Jeff Hamilton in his his age 22-23 years at Triple-A Albuquerque hit a combined .334/.379/.548 with 38 doubles and 22 home runs in 136 games. The 6'3", 190-pound third baseman entered 1988 determined to make the Dodgers out of spring training, and even threatened to demand a trade at various times if he didn't get his way.
"I don't want to go back down (to the minor leagues) again," Hamilton told Sam McManis of the Los Angeles Times. "I'll say to them, 'If you can't use me, let somebody else use me.' I'm tired of this. I'm not saying I'm going to be a good major league player, but I've got to have the chance to see for myself. I'm not going to be one of those guys they keep lingering on and then, one day, cut loose."

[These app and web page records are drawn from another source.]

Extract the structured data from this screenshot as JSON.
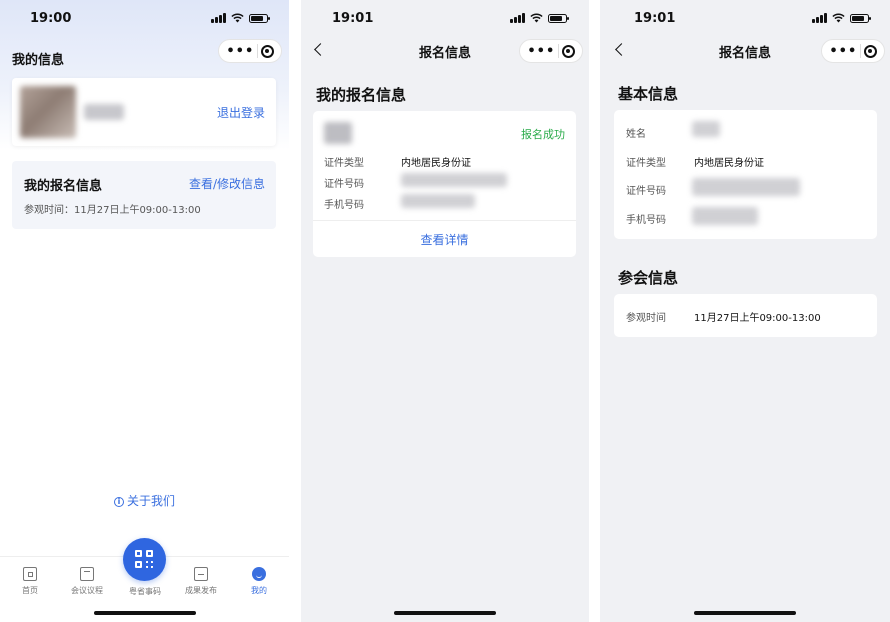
{
  "screen1": {
    "time": "19:00",
    "title": "我的信息",
    "logout_label": "退出登录",
    "registration": {
      "title": "我的报名信息",
      "link": "查看/修改信息",
      "visit_time": "参观时间：11月27日上午09:00-13:00"
    },
    "about_label": "关于我们",
    "tabs": [
      {
        "label": "首页",
        "icon": "home-icon"
      },
      {
        "label": "会议议程",
        "icon": "agenda-icon"
      },
      {
        "label": "粤省事码",
        "icon": "qr-code-icon"
      },
      {
        "label": "成果发布",
        "icon": "publish-icon"
      },
      {
        "label": "我的",
        "icon": "profile-icon"
      }
    ],
    "active_tab": "我的"
  },
  "screen2": {
    "time": "19:01",
    "nav_title": "报名信息",
    "section_title": "我的报名信息",
    "status": "报名成功",
    "rows": [
      {
        "label": "证件类型",
        "value": "内地居民身份证"
      },
      {
        "label": "证件号码",
        "value": ""
      },
      {
        "label": "手机号码",
        "value": ""
      }
    ],
    "detail_link": "查看详情"
  },
  "screen3": {
    "time": "19:01",
    "nav_title": "报名信息",
    "basic_title": "基本信息",
    "basic_rows": [
      {
        "label": "姓名",
        "value": ""
      },
      {
        "label": "证件类型",
        "value": "内地居民身份证"
      },
      {
        "label": "证件号码",
        "value": ""
      },
      {
        "label": "手机号码",
        "value": ""
      }
    ],
    "meeting_title": "参会信息",
    "meeting_rows": [
      {
        "label": "参观时间",
        "value": "11月27日上午09:00-13:00"
      }
    ]
  },
  "colors": {
    "accent": "#3a6fdf",
    "qr_button": "#2f66e0",
    "success": "#2aab4a",
    "page_bg": "#f0f1f4"
  }
}
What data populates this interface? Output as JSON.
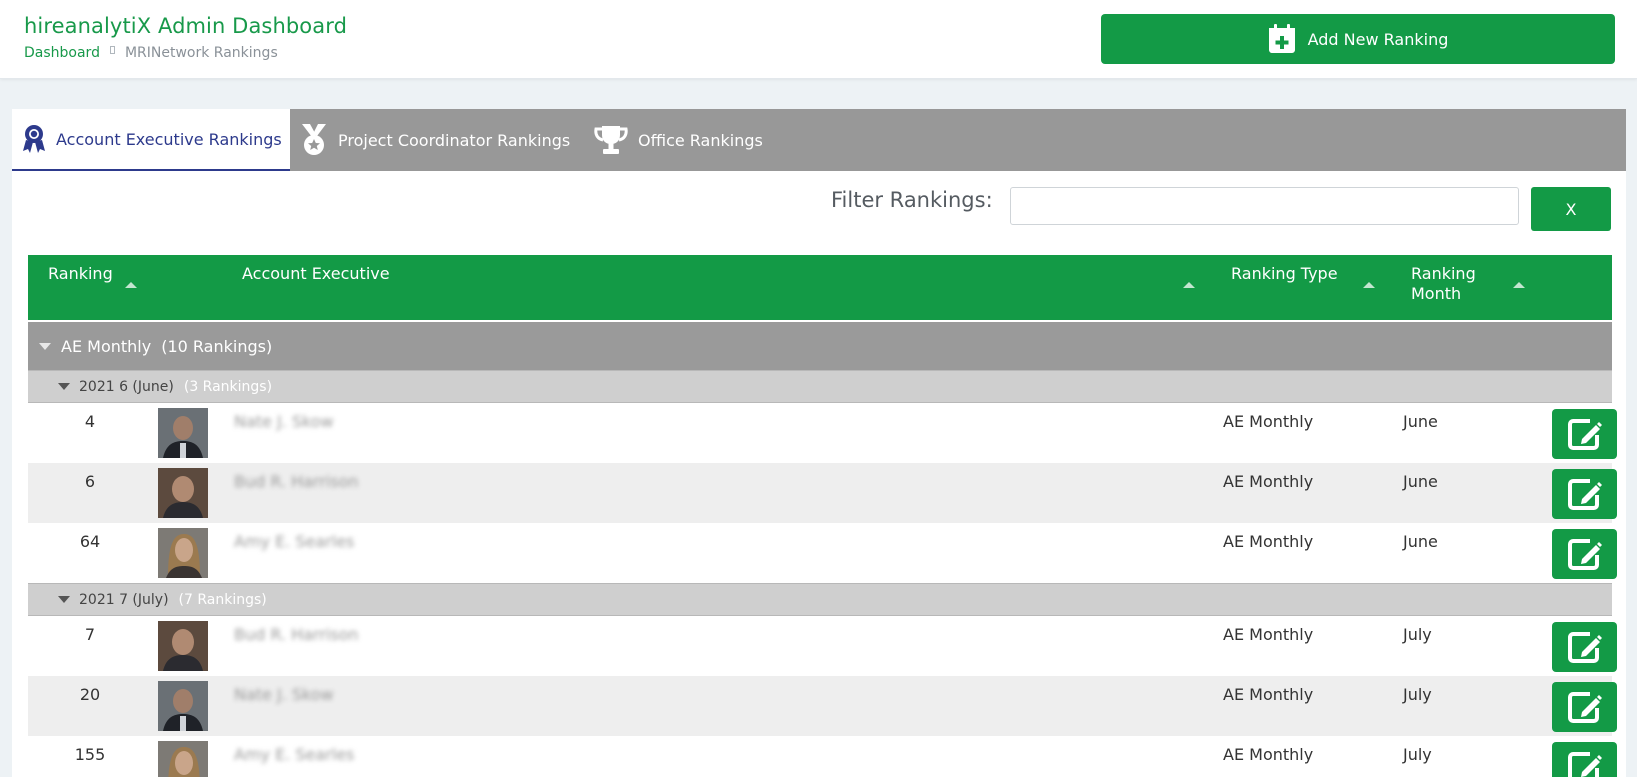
{
  "header": {
    "title": "hireanalytiX Admin Dashboard",
    "breadcrumb_home": "Dashboard",
    "breadcrumb_current": "MRINetwork Rankings",
    "add_button_label": "Add New Ranking"
  },
  "tabs": [
    {
      "label": "Account Executive Rankings",
      "icon": "ribbon-award-icon",
      "active": true
    },
    {
      "label": "Project Coordinator Rankings",
      "icon": "medal-icon",
      "active": false
    },
    {
      "label": "Office Rankings",
      "icon": "trophy-icon",
      "active": false
    }
  ],
  "filter": {
    "label": "Filter Rankings:",
    "value": "",
    "placeholder": "",
    "clear_label": "X"
  },
  "table": {
    "headers": [
      "Ranking",
      "Account Executive",
      "Ranking Type",
      "Ranking Month"
    ],
    "groups": [
      {
        "label": "AE Monthly",
        "count": "(10 Rankings)",
        "subgroups": [
          {
            "label": "2021 6 (June)",
            "count": "(3 Rankings)",
            "rows": [
              {
                "rank": "4",
                "name": "Nate J. Skow",
                "type": "AE Monthly",
                "month": "June"
              },
              {
                "rank": "6",
                "name": "Bud R. Harrison",
                "type": "AE Monthly",
                "month": "June"
              },
              {
                "rank": "64",
                "name": "Amy E. Searles",
                "type": "AE Monthly",
                "month": "June"
              }
            ]
          },
          {
            "label": "2021 7 (July)",
            "count": "(7 Rankings)",
            "rows": [
              {
                "rank": "7",
                "name": "Bud R. Harrison",
                "type": "AE Monthly",
                "month": "July"
              },
              {
                "rank": "20",
                "name": "Nate J. Skow",
                "type": "AE Monthly",
                "month": "July"
              },
              {
                "rank": "155",
                "name": "Amy E. Searles",
                "type": "AE Monthly",
                "month": "July"
              }
            ]
          }
        ]
      }
    ]
  },
  "colors": {
    "brand_green": "#139a46",
    "title_green": "#18994a",
    "tab_active": "#2d3a8c",
    "tabbar_gray": "#989898"
  }
}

Hamilton did make the team out of Vero Beach, and ended up a regular on a World Series winning team.
And eventually after lingering on for a while, he was cut loose.
How acquired: The Dodgers drafted Hamilton in the 29th round of the 1982 draft out of Flint Carman High School in Davison, Michigan.
Prior MLB experience: Hamilton briefly saw action in 1986 and 1987 on a pair of 73-win teams, and hit .222/.252/.322 with five home runs in 106 games and 242 plate appearances.
1988 age: 24
1988 stats: Hamilton hit .236/.268/.353, a 79 OPS+, with 14 doubles, six home runs, and 33 RBI in 111 games. With the additions of outfielders Kirk Gibson and Mike Davis, Mike Marshall moved to first base and Pedro Guerrero moved to third base, leaving Hamilton with a utility position to start the season. Hamilton started just one of the team's first 39 games, but appeared in 26 others as either a pinch hitter or late-inning defensive replacement.
Hamilton was just 1-for-17 in those first 39 team games, and didn't get his first hit for the season until May 13. Thanks to various injuries to and the eventual trade of Guerrero, Hamilton was essentially the third baseman the rest of the season, starting 79 games. Though Hamilton missed 35 games, including all of August, with a rib injury of his own.
Regular season game of the year: Down 3-2 in the ninth inning against the Reds and closer John Franco, the Dodgers tied the game with two outs. Hamilton then ended the game with a home run over the left field wall for a 5-3 win. It was Hamilton's fifth home run of the season.
"I said coming out of spring training that I thought he was a sleeper and he was going to be a key to our success," Gibson told Mike Penner of the Times. "He's very strong, but he's very young. He's still developing."
"As big as he is, he should have 50 (home runs) by now," catcher Rick Dempsey joked. "But, no, he has to wait until I hit one before he does something."
NLCS performance: Hamilton played all but one inning against the Mets, but had a relatively quiet series. In the seven-game series, Hamilton hit five singles, walked three times, and was hit by a pitch. He hit .217/.333/.217 with two runs scored and one run batted in.
World Series performance: Hamilton was even quieter against the Athletics, with two singles in 19 at-bats and a walk. His only run scored of the series was the only run scored by the Dodgers in Game 3, the only game lost by Los Angeles. Hamilton was one of just four Dodgers in 1988 to start all 12 postseason games, along with Steve Sax, Alfredo Griffin, and John Shelby.
Post-1988 playing career: Hamilton was the full-time third baseman for the Dodgers in 1989, and hit .245/.272/.378, and 85 OPS+ in 151 games, the only season he qualified for the batting title. But his most memorable moment as a Dodger, aside from perhaps inflating the confidence of Dennis Eckersley with an all-too-easy three-pitch strikeout in Game 1 of the 1988 World Series, came on the mound. Hamilton was called in to pitch in the 21st inning against the Astros on June 3, 1989, the first of two 22-inning games played by the Dodgers that season. Hamilton recorded five outs, including two strikeouts, but was beaten by Rafael Ramirez's RBI single over the outstretched glove of first baseman Fernando Valenzuela.
Hamilton hit .237/.265/.357 in 199 games from 1989-1991, his final three seasons in MLB, including the last two cut should by shoulder and knee injuries. After hitting .302/.350/.472 in 55 games with Albuquerque in 1992, the 28-year old Hamilton retired.
Hamilton was part of a rumored trade to Pittsburgh in December 1989, along with pitcher John Wetteland, for outfielder Barry Bonds, though Pirates general manager Larry Doughty denied reports of a deal, telling the Associated Press, "I really got the feeling that Fred Claire was not going to move one of his established pitchers."
Where he is now: Hamilton turned to mortgage banking after his playing days, and lives in Fenton, Michigan. He now gives baseball lessons for between $75-$100 per hour.